_Exercise goal_. Print the entries exactly; no image belongs in the copy.

#### Available records ####

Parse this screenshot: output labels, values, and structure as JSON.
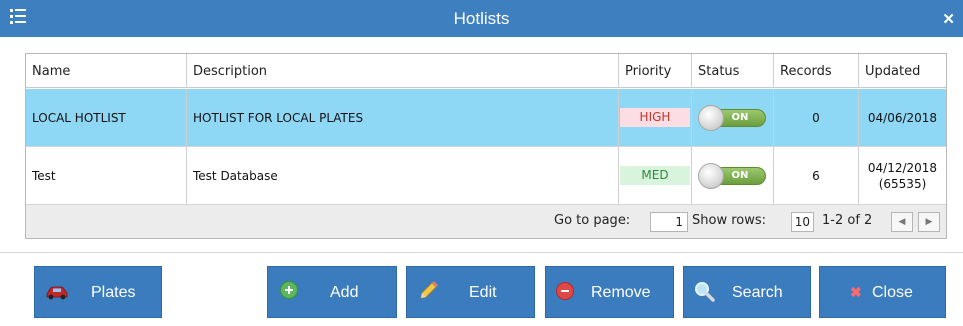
{
  "window": {
    "title": "Hotlists"
  },
  "grid": {
    "columns": [
      "Name",
      "Description",
      "Priority",
      "Status",
      "Records",
      "Updated"
    ],
    "rows": [
      {
        "name": "LOCAL HOTLIST",
        "description": "HOTLIST FOR LOCAL PLATES",
        "priority": "HIGH",
        "status": "ON",
        "records": "0",
        "updated_line1": "04/06/2018",
        "updated_line2": ""
      },
      {
        "name": "Test",
        "description": "Test Database",
        "priority": "MED",
        "status": "ON",
        "records": "6",
        "updated_line1": "04/12/2018",
        "updated_line2": "(65535)"
      }
    ],
    "pager": {
      "goto_label": "Go to page:",
      "page_value": "1",
      "show_rows_label": "Show rows:",
      "rows_value": "10",
      "range_text": "1-2 of 2"
    }
  },
  "buttons": {
    "plates": "Plates",
    "add": "Add",
    "edit": "Edit",
    "remove": "Remove",
    "search": "Search",
    "close": "Close"
  },
  "colors": {
    "accent": "#3d7fbf",
    "selected_row": "#8ed8f6",
    "priority_high": "#fbdde3",
    "priority_med": "#d9f4dc"
  },
  "icons": {
    "menu": "list-menu-icon",
    "close": "close-icon",
    "plates": "car-icon",
    "add": "plus-circle-icon",
    "edit": "pencil-icon",
    "remove": "minus-circle-icon",
    "search": "magnifier-icon",
    "close_button": "x-icon"
  }
}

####

_Written reply_.
Parse this screenshot: output labels, values, and structure as JSON.
{
  "window": {
    "title": "Hotlists"
  },
  "grid": {
    "columns": [
      "Name",
      "Description",
      "Priority",
      "Status",
      "Records",
      "Updated"
    ],
    "rows": [
      {
        "name": "LOCAL HOTLIST",
        "description": "HOTLIST FOR LOCAL PLATES",
        "priority": "HIGH",
        "status": "ON",
        "records": "0",
        "updated_line1": "04/06/2018",
        "updated_line2": ""
      },
      {
        "name": "Test",
        "description": "Test Database",
        "priority": "MED",
        "status": "ON",
        "records": "6",
        "updated_line1": "04/12/2018",
        "updated_line2": "(65535)"
      }
    ],
    "pager": {
      "goto_label": "Go to page:",
      "page_value": "1",
      "show_rows_label": "Show rows:",
      "rows_value": "10",
      "range_text": "1-2 of 2"
    }
  },
  "buttons": {
    "plates": "Plates",
    "add": "Add",
    "edit": "Edit",
    "remove": "Remove",
    "search": "Search",
    "close": "Close"
  },
  "colors": {
    "accent": "#3d7fbf",
    "selected_row": "#8ed8f6",
    "priority_high": "#fbdde3",
    "priority_med": "#d9f4dc"
  },
  "icons": {
    "menu": "list-menu-icon",
    "close": "close-icon",
    "plates": "car-icon",
    "add": "plus-circle-icon",
    "edit": "pencil-icon",
    "remove": "minus-circle-icon",
    "search": "magnifier-icon",
    "close_button": "x-icon"
  }
}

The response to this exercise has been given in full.